Wednesday, July 01, 2020
Tuesday, June 30, 2020

I GREW up hearing stories about my grandfather, Leo Crochetiere, who came here from Quebec in 1922 to realize a better, more prosperous life. He started out as a leather cutter in the Lawrence shoe mills. It wasn’t glamorous work. The hours were long and the pay was low, but it was honest wo…

SINCE the beginning of the pandemic, New Hampshire Grocers Association (NHGA) has been actively engaging in evaluating the evolving edicts of the Center for Disease Control and Prevention (CDC) Guidelines and the State of New Hampshire’s Emergency Orders.

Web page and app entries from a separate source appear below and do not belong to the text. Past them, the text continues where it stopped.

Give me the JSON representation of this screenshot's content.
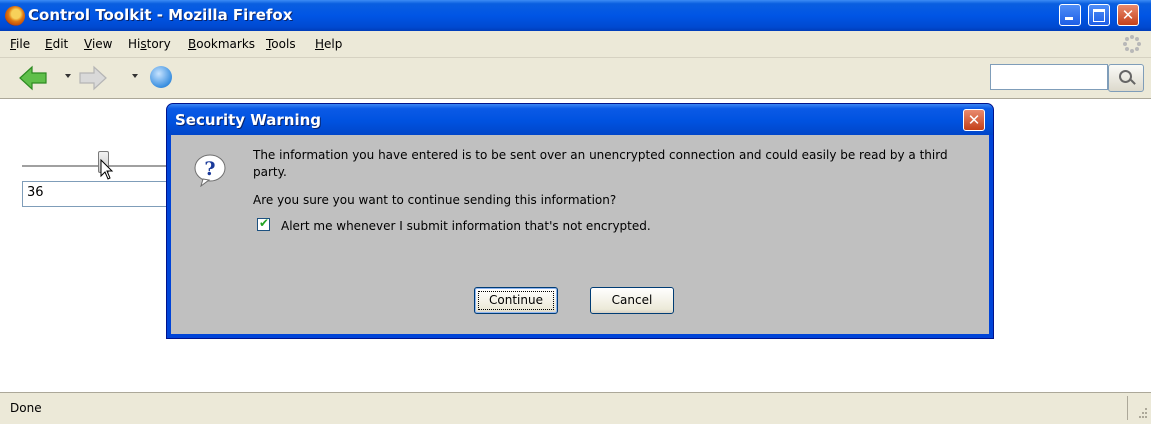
{
  "window": {
    "title": "Control Toolkit - Mozilla Firefox",
    "controls": [
      "minimize-icon",
      "maximize-icon",
      "close-icon"
    ]
  },
  "menu": {
    "items": [
      {
        "label": "File",
        "access": "F"
      },
      {
        "label": "Edit",
        "access": "E"
      },
      {
        "label": "View",
        "access": "V"
      },
      {
        "label": "History",
        "access": "s"
      },
      {
        "label": "Bookmarks",
        "access": "B"
      },
      {
        "label": "Tools",
        "access": "T"
      },
      {
        "label": "Help",
        "access": "H"
      }
    ]
  },
  "toolbar": {
    "icons": [
      "back-arrow-icon",
      "forward-arrow-icon",
      "reload-icon",
      "search-magnifier-icon"
    ],
    "back_color": "#4caf50"
  },
  "page": {
    "slider_fraction": 0.55,
    "input_value": "36"
  },
  "dialog": {
    "title": "Security Warning",
    "icon": "question-icon",
    "message": "The information you have entered is to be sent over an unencrypted connection and could easily be read by a third party.",
    "question": "Are you sure you want to continue sending this information?",
    "checkbox_label": "Alert me whenever I submit information that's not encrypted.",
    "checkbox_checked": true,
    "continue_label": "Continue",
    "cancel_label": "Cancel"
  },
  "status": {
    "text": "Done"
  }
}
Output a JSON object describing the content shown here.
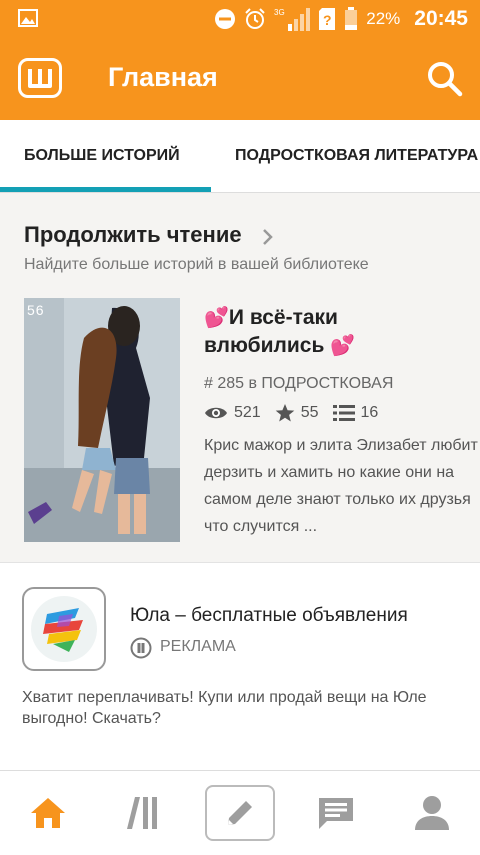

To address the food industry’s needs…

Monday, June 29, 2020

FOR THE past several months, people experiencing homelessness in Manchester have had access to public health supplies, facilities, and services through encampments around the city. They have been provided with portable toilets, hand washing stations, hand sanitizer, and assistance services —…

Sunday, June 28, 2020

WE HAVE learned a lot about summer camp during this pandemic — from the joy it brings to young people, to the comfort it brings to parents, to providing first-time jobs to counselors and for being the economic engine for the surrounding community. I believe that the camp industry may in fact…

Friday, June 26, 2020
Thursday, June 25, 2020

MORE THAN 100 Americans die by guns every day in this country, with hundreds more shot and wounded. And right now, with families quarantining, economic turmoil, and a historic spike in gun sales, the risks of gun suicide — risks I’ve seen firsthand — are rising and rising.